A Latvian man has been placed under intense police watch after showing links with Ukrainian rebels that allegedly took down the Malaysian Airlines plane that killed all 298 people on board.
Beness Aijo, 29, from Rezekne, was arrested on Saturday over his links with separatists rebels in eastern Ukraine.
Aijo, who is half Latvian-Ugandan, was later released but is not allowed to leave the country and has to report to the police twice a week, Karlis Eihenbaums, a spokesperson for the Latvian Ministry of Foreign Affairs said.
"He had visited Ukraine ad he was involved in strange activity before," Eihenbaums told The Baltic Times.
Security sources say he is “a dangerous and influential individual”,, the UK's Daily Mirror reports.
Decked out in camouflage and standing proudly in front of a tank, Aijo can today be exposed as the student fanatic with “dangerous” links to the violent rebels who allegedly shot down Malaysia Airlines Flight MHI7.
Aijo is said to be a “major player” in the group and has close ties with pro-Russia commander Igor Girkin, who is widely blamed for the atrocity that killed 298 passengers and crew.
Aijo – who has numerous convictions for violent political extremism – studied microbiology at London’s prestigious Birkbeck College and worked on the reconstruction of Heathrow Terminal 2.
He left the UK in March after six years here to join the pro-Putin paramilitary forces that raided Crimea.
A security source in Latvia said: “Aijo has been a major player for the pro-Russia rebels for some time.
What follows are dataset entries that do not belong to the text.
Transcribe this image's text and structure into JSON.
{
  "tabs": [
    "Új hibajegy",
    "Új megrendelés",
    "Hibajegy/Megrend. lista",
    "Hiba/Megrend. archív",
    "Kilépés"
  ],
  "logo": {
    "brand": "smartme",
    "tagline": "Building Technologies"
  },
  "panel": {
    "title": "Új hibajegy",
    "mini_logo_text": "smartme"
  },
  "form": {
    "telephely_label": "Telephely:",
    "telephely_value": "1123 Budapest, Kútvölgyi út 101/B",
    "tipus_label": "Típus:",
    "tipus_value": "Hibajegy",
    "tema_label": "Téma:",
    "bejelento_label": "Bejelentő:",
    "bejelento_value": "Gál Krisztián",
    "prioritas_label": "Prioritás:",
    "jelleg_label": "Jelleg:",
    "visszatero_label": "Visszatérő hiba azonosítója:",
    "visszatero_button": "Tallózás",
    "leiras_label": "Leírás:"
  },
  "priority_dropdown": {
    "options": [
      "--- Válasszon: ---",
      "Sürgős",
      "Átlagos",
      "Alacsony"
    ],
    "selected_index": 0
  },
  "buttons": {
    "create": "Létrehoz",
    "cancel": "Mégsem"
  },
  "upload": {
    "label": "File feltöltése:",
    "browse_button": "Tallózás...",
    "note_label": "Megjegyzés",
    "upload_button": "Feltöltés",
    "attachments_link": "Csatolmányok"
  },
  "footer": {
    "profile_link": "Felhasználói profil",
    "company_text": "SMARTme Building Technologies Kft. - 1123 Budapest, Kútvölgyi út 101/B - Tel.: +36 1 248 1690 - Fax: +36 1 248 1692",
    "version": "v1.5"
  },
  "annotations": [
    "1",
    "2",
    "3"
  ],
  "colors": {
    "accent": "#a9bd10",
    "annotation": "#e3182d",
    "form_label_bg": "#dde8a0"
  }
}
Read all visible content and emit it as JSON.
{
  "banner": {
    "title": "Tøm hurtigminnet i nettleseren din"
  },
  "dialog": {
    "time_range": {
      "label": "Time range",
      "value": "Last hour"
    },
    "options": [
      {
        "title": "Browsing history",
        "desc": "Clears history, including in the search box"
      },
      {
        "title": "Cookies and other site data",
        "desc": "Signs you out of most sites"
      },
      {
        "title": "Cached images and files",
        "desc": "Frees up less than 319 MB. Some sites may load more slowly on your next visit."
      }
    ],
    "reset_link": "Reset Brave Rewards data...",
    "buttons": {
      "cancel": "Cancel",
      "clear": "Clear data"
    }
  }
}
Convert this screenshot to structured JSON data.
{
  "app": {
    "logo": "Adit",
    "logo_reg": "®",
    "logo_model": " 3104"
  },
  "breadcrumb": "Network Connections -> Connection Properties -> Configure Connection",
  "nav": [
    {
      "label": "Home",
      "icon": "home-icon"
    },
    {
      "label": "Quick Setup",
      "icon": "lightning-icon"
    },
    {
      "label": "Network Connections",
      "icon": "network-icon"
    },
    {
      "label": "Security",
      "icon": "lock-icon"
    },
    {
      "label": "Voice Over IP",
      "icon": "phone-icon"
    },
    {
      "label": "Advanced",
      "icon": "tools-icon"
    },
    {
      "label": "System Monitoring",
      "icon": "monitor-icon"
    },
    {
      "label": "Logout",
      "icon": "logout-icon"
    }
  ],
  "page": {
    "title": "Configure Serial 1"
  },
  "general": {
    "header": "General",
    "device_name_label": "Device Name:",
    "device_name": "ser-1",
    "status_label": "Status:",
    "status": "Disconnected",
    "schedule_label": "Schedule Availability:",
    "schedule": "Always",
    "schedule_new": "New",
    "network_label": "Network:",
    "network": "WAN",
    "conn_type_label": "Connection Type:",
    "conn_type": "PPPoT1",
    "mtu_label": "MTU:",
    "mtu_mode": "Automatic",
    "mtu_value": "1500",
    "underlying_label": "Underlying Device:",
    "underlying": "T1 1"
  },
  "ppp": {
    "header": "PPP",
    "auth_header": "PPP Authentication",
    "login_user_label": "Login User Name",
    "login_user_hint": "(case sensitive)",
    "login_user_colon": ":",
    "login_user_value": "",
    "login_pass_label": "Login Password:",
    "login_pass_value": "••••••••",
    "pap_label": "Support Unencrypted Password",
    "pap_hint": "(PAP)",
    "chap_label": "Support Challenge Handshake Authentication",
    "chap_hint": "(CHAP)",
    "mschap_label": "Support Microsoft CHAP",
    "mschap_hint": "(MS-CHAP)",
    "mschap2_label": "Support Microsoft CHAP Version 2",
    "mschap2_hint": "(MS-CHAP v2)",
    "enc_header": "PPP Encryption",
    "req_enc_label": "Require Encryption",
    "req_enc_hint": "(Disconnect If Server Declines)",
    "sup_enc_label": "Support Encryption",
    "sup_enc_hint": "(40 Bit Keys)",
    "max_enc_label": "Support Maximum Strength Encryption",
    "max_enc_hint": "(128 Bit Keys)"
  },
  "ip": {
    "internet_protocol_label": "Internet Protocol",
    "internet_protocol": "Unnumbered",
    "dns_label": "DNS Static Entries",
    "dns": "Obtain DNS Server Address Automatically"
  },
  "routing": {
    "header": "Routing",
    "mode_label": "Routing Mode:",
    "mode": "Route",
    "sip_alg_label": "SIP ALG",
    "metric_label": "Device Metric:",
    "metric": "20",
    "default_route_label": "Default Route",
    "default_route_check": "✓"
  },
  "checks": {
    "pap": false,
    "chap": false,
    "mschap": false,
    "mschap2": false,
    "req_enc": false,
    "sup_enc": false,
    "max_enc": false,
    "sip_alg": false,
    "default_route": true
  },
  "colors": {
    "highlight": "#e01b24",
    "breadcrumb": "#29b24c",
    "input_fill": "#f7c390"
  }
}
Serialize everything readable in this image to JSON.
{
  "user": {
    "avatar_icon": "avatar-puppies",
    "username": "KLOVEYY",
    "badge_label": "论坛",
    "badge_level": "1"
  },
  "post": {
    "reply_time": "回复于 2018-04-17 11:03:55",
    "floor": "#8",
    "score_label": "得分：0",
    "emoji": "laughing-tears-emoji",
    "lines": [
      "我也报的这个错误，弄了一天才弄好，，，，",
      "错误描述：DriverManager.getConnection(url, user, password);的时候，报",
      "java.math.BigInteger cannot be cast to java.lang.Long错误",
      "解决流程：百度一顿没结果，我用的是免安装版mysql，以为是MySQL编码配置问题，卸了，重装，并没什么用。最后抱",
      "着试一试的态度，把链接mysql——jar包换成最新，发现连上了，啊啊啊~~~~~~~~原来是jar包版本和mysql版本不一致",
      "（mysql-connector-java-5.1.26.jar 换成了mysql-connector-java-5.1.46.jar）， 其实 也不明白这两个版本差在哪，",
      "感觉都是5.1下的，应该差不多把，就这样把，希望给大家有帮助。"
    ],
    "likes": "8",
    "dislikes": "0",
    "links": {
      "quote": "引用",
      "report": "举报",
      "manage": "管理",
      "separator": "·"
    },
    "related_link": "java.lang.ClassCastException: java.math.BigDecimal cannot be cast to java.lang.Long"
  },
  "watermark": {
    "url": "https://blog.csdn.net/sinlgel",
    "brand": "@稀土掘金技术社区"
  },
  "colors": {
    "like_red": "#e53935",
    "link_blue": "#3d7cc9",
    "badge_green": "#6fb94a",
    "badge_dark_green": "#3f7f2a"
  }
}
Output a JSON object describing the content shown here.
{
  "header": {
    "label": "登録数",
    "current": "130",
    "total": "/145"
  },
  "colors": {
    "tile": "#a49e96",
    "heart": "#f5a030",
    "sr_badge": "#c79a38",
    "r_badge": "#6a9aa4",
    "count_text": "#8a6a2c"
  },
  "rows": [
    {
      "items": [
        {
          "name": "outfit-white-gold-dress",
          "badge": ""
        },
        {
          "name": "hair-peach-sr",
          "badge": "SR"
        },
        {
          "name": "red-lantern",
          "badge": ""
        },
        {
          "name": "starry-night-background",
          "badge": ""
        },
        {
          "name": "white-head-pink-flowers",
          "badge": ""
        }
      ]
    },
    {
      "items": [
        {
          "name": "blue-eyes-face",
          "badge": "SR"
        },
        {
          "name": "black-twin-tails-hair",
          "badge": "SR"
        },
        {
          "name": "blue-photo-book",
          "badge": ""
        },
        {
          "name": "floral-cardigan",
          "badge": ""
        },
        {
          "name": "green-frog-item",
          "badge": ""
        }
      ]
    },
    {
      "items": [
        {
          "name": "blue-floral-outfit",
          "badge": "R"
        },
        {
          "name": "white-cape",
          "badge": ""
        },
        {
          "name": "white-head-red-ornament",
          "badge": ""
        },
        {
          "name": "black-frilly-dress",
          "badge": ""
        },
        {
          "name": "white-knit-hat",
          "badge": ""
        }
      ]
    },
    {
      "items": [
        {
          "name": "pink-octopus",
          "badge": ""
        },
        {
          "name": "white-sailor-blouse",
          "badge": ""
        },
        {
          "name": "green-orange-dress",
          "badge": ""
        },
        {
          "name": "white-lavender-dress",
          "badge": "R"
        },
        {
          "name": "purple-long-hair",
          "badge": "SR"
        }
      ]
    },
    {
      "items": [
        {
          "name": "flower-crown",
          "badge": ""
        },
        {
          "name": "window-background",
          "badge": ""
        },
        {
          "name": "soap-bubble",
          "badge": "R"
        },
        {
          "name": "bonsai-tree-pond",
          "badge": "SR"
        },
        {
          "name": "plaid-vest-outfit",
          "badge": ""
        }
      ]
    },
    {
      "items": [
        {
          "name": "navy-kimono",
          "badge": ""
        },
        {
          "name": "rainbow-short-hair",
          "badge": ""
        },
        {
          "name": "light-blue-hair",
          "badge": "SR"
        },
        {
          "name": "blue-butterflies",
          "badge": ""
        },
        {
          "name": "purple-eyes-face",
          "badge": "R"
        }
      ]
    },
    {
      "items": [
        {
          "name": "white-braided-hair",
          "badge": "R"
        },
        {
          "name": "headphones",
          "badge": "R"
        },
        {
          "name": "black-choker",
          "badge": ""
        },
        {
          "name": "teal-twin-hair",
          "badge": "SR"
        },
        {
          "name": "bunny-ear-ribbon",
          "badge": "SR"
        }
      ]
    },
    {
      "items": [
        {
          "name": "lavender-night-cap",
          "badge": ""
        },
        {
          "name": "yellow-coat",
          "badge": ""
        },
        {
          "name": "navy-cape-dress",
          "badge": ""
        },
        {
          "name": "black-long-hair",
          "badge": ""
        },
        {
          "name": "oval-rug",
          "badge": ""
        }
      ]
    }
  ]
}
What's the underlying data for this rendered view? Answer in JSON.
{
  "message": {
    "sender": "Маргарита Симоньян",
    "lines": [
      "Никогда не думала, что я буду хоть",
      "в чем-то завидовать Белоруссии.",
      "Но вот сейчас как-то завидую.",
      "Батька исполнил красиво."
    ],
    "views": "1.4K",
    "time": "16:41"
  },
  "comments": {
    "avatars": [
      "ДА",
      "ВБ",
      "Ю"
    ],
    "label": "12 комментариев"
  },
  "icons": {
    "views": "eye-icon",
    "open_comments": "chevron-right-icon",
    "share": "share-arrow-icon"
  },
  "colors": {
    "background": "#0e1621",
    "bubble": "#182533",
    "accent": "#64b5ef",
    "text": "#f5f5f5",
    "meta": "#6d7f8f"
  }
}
He is extremely well-connected in the organization and very committed.
“He’s lived quietly in London for the last six years but has been secretly very active in separatist moves to take over Ukraine. He is a dangerous and influential individual.”
Hours after the downing of flight MH17 from Amsterdam to Kuala Lumpur, Aijo attempted to deflect the blame away from the rebels and onto the Ukrainian authorities.
He ranted on Facebook: “Crazy Ukrainians! They haven’t got the guts to confess. Al Qaida always takes responsibility for its terrorist acts.
“Now there are no rules. Not the Red Cross or the white flag.”